The temple in Jerusalem was secure because of it's foundations, buried underground, unseen. Our Bible knowledge may not be there for everyone to see, we do not need a Certificate in theology to show off. But it should be there, unseen most of the time, supporting us as we live for God.
Jesus is described as the "chief cornerstone", verse 20. The cornerstone of a building was part of the foundations keeping it steady. A cornerstone has been found from the temple at Jerusalem that was over 38 feet long. It also kept the two walls in line that met at it. Perhaps this symbolised the Jews and Gentiles who meet through and in Jesus Christ. "In him the whole building is joined together". We are to be united through Jesus.

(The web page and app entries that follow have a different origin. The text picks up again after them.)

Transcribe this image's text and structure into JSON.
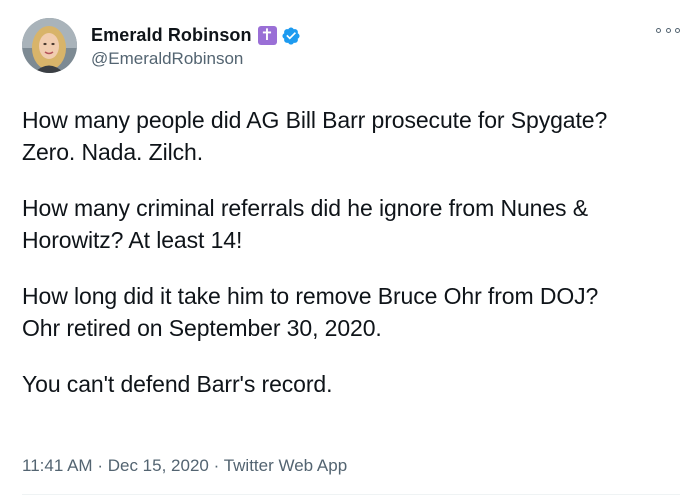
{
  "author": {
    "display_name": "Emerald Robinson",
    "handle": "@EmeraldRobinson",
    "badge_cross": "✝",
    "verified_color": "#1d9bf0",
    "cross_badge_color": "#9a6fd6"
  },
  "tweet": {
    "paragraphs": [
      [
        "How many people did AG Bill Barr prosecute for Spygate?",
        "Zero. Nada. Zilch."
      ],
      [
        "How many criminal referrals did he ignore from Nunes &",
        "Horowitz? At least 14!"
      ],
      [
        "How long did it take him to remove Bruce Ohr from DOJ?",
        "Ohr retired on September 30, 2020."
      ],
      [
        "You can't defend Barr's record."
      ]
    ],
    "time": "11:41 AM",
    "separator": "·",
    "date": "Dec 15, 2020",
    "source": "Twitter Web App"
  },
  "icons": {
    "more": "more-options-icon",
    "verified": "verified-badge-icon",
    "cross": "cross-badge-icon"
  }
}
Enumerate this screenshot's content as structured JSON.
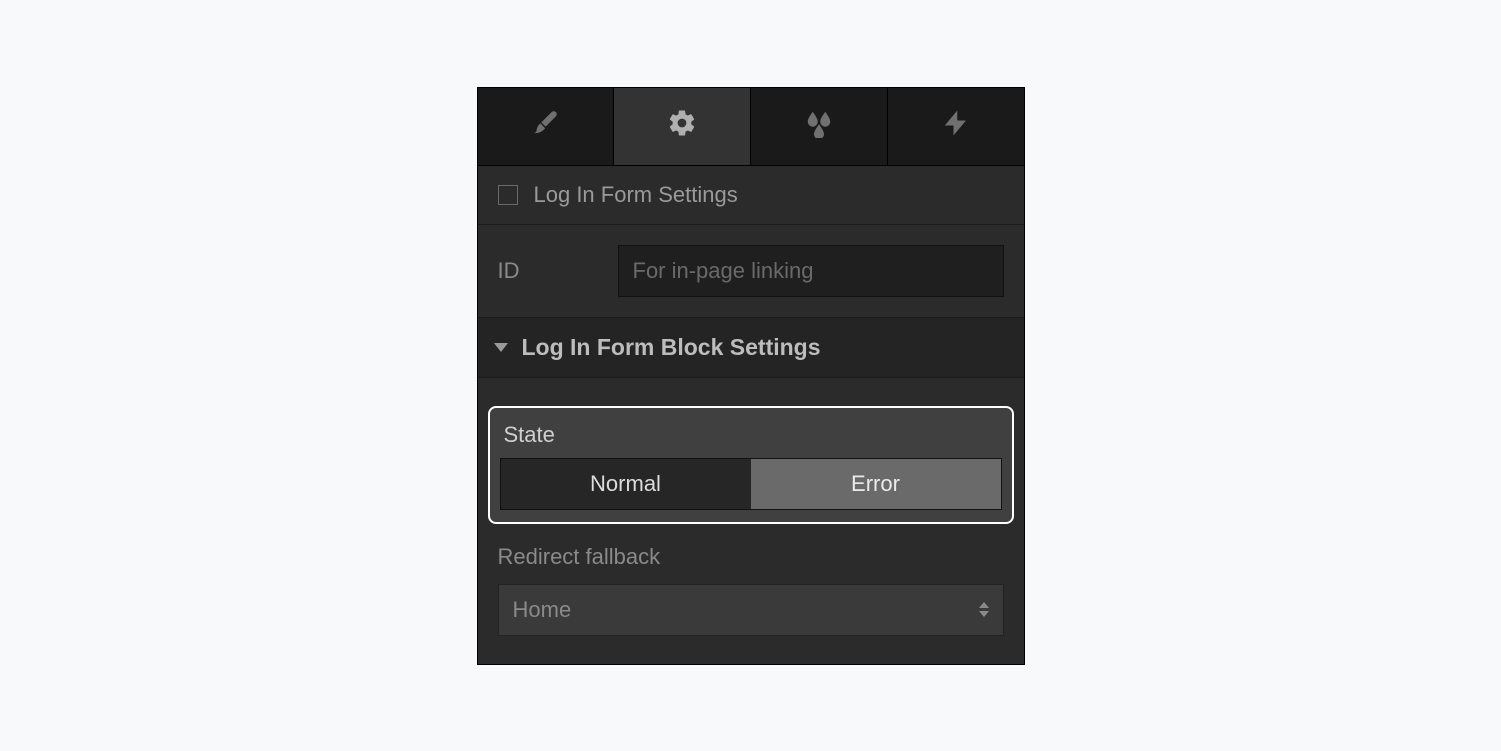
{
  "tabs": {
    "brush": {
      "active": false
    },
    "settings": {
      "active": true
    },
    "effects": {
      "active": false
    },
    "interactions": {
      "active": false
    }
  },
  "form_settings": {
    "checkbox_checked": false,
    "label": "Log In Form Settings"
  },
  "id_field": {
    "label": "ID",
    "placeholder": "For in-page linking",
    "value": ""
  },
  "block_settings": {
    "title": "Log In Form Block Settings",
    "expanded": true
  },
  "state": {
    "label": "State",
    "options": {
      "normal": "Normal",
      "error": "Error"
    },
    "selected": "error"
  },
  "redirect_fallback": {
    "label": "Redirect fallback",
    "value": "Home"
  }
}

We are to grow. Paul writes of the temple rising, being built up. We are to grow, spiritually and numerically. How does this happen ? In partnership with the Holy Spirit..... God lives in His people by His Spirit. He changes people by His Spirit. But we have to co-operate. This does not excuse us from working hard for him. For it is only when the whole church works hard together that there will be radical growth. Like a football team, working together.
During my second year at Oak Hill College we had a good football team. We won every match we played that year. We had some talented players that year but so did the teams that we played against. What set us apart was that we combined that with teamwork, hard work, discipline as a team and as individuals, and fellowship. We came from different backgrounds, we had ex-teachers and a cook. We came from different countries, England, Wales, Ireland, Burundi, America, and Yorkshire. The age of the team varied from twenty to forty plus. We were different but united by our love and service for Jesus.
Some time ago the public service union UNISON ran a television advert. It was a cartoon featuring a lovely, lumbering white bear, sitting on a path. An ant, carrying a leaf comes to the bear and says 'Excuse me'. But the bear doesn't hear the quiet, squeaky voice.
The ant returns with a friend. They both squeak 'Excuse me'. The bear tilts his head to one side, but doesn't hear what is being said, or who is saying it. The ants go away and come back with ten thousand friends.
They all rear up on their back legs and the noise is deafening : 'Get out of the way !' The bear gets up and runs away. The ants go their way. And Johnny Morris' voice says 'UNISON, because there are some things you cannot do by yourself.'
We cannot 'do' Christianity on our own. God calls every Christian to be one of his people, to relate to one another, to love and minister to one another, and to minister together to the world. The church is an integral part of the gospel. Jesus invented it. The reformer John Calvin said, 'There is no salvation outside the church'. If we are going to live out and spread the gospel we need to be wholeheartedly committed to the church, here in Talke, the Lichfield Diocese, the Church of England, and in the world.